Oops. Spain did it again.

Spain laughs (and groans) at yet another botched art restoration
Before and after photos taken by Antonio Guzman Capel.

The attempted repair of a statue on the façade of an historic building in the Spanish city of Palencia has been mocked for its “cartoon like appearance” in the latest case of Spanish art restoration gone wrong.  

The new restoration disaster is making headlines in Spain after it emerged that a weathered sculpture on the one of the city’s most emblematic buildings had undergone a revamp that didn’t exactly turn out as it should.

'It's more like a cartoon head than the artistic head of one of Palencia's most emblematic buildings,' outraged local painter Antonio Guzman Capel wrote in a Facebook with before and after shots of the statue.

Photo of the botched restoration taken by artist Antonio Guzman Capel. 

One social media user compared the new sculpture to 'sand sculptures kids do on the beach,' while another quipped that “it looked like a plasticine model made in kindergarden”.

The statue was reportedly replaced during restoration work on the listed building which dates from 1919 and now houses a Unicaja bank.

It is unclear who is responsible for the “restoration” which is labeled a “chapuza” in Spanish. 

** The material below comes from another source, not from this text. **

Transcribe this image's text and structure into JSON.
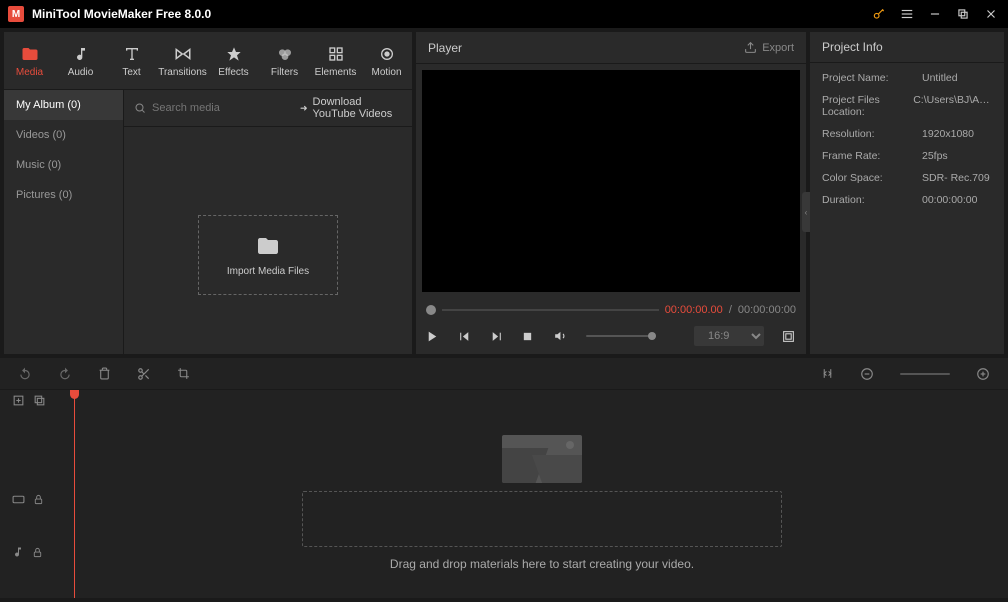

It has been dubbed the new Ecce Homo, in reference to the now infamous attempts by Cecilia Giménez, who in 2012 at the age of 82 decided to touch-up a painting in her local chapel.


The orginal work by Elias Garcia had deteriorated before the botched restoration Photo: AFP

The disastrous repair made headlines across the world, but changed the fortunes of the small Aragon town of Borja by attracting tourists and even inspired an opera.

Two years ago another restoration attempt also brought ridicule when a 500-year-old St George’s statue in a corner of a small church in Navarra suffered the indignity of a rather garish paint job.

Before and after images of the statue in the hamlet of Estella, Navarra.

Almudena Gonzalez, another local, wrote on Facebook that the Palencia restoration 'makes me want to cry.'

'It's terrible. And to think of all the great artists we have.'